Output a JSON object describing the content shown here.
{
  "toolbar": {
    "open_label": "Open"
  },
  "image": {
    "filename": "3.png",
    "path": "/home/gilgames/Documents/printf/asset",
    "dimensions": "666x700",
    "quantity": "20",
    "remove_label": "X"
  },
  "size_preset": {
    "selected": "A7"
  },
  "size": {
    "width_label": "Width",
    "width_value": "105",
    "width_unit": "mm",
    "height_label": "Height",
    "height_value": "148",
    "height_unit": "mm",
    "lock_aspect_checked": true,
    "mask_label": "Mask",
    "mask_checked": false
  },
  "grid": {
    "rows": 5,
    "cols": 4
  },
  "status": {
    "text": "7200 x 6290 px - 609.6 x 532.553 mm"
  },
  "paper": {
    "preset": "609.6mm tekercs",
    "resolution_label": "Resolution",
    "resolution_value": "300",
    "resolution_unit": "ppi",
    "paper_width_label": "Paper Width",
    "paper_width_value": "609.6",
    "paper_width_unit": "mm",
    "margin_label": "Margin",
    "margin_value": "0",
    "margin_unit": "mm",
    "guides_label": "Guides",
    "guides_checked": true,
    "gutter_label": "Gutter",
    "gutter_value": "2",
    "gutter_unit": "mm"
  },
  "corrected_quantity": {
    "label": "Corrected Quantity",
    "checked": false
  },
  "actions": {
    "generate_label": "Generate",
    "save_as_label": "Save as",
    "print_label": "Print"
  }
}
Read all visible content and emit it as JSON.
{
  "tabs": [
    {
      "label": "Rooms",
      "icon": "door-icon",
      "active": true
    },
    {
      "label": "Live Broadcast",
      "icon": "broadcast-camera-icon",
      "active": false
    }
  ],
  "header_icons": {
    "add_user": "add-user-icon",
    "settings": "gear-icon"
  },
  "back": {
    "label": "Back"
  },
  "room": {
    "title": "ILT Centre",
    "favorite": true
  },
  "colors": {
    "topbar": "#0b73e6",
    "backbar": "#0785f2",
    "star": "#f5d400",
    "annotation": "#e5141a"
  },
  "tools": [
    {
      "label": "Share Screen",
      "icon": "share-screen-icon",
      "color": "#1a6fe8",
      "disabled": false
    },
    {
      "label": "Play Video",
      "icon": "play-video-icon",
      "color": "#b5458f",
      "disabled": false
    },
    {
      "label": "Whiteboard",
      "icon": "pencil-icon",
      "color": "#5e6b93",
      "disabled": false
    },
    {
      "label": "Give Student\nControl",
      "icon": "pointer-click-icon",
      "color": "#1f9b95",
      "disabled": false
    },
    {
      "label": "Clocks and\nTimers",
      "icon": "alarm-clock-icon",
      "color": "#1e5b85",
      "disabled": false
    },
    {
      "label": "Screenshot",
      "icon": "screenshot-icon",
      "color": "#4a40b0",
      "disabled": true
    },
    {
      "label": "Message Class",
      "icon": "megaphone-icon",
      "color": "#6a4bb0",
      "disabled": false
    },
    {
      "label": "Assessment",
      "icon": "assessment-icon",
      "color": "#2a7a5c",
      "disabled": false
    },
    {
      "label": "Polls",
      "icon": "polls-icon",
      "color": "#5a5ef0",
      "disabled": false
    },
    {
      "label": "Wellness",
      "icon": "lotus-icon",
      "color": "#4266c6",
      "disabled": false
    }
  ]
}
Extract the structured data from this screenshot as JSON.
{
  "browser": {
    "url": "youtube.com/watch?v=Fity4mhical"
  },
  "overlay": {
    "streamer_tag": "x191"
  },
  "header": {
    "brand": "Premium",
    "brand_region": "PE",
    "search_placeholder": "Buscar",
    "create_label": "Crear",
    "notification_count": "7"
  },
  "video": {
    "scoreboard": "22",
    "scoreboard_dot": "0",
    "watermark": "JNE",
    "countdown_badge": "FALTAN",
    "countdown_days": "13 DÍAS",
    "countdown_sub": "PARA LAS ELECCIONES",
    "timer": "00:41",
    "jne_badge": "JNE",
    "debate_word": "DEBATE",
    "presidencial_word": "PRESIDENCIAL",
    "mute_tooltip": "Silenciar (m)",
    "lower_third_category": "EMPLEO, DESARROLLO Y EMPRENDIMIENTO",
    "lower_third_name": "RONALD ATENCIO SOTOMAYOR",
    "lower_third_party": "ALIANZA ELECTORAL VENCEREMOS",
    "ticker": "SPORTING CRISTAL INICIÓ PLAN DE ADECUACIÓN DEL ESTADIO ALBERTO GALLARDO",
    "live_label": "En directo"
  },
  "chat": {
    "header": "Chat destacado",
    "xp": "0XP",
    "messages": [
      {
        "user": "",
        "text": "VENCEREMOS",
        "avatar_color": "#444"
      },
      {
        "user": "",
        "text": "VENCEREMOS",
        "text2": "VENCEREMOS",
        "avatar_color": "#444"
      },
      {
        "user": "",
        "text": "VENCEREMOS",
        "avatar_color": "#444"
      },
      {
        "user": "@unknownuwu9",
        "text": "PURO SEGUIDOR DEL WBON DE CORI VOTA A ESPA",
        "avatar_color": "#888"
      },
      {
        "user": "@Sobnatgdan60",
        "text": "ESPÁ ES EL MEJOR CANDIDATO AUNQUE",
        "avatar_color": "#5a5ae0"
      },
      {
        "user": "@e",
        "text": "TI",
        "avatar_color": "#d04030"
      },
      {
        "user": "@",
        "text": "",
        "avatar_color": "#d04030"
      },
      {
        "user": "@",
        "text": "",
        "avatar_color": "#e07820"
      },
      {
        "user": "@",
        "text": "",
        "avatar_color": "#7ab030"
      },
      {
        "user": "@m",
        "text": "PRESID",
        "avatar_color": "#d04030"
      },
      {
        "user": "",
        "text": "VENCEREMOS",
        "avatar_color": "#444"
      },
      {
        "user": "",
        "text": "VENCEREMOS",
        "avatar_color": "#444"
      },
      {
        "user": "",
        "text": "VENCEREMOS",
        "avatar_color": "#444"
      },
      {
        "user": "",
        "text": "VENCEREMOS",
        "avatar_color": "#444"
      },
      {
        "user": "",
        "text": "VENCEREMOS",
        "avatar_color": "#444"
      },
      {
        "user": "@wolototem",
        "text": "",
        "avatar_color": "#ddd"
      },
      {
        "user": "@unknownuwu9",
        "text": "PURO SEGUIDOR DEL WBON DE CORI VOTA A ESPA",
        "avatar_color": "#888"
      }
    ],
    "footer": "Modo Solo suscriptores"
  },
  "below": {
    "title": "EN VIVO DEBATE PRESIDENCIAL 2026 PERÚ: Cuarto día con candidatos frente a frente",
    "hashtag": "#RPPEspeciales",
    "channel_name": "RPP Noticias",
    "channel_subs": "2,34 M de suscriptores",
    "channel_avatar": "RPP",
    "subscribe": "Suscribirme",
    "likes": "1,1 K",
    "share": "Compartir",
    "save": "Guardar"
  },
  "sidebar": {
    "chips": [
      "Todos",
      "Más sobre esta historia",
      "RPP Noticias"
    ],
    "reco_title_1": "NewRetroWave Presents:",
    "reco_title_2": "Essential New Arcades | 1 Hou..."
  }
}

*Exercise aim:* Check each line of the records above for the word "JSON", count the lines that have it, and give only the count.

*Answer to the exercise:* 3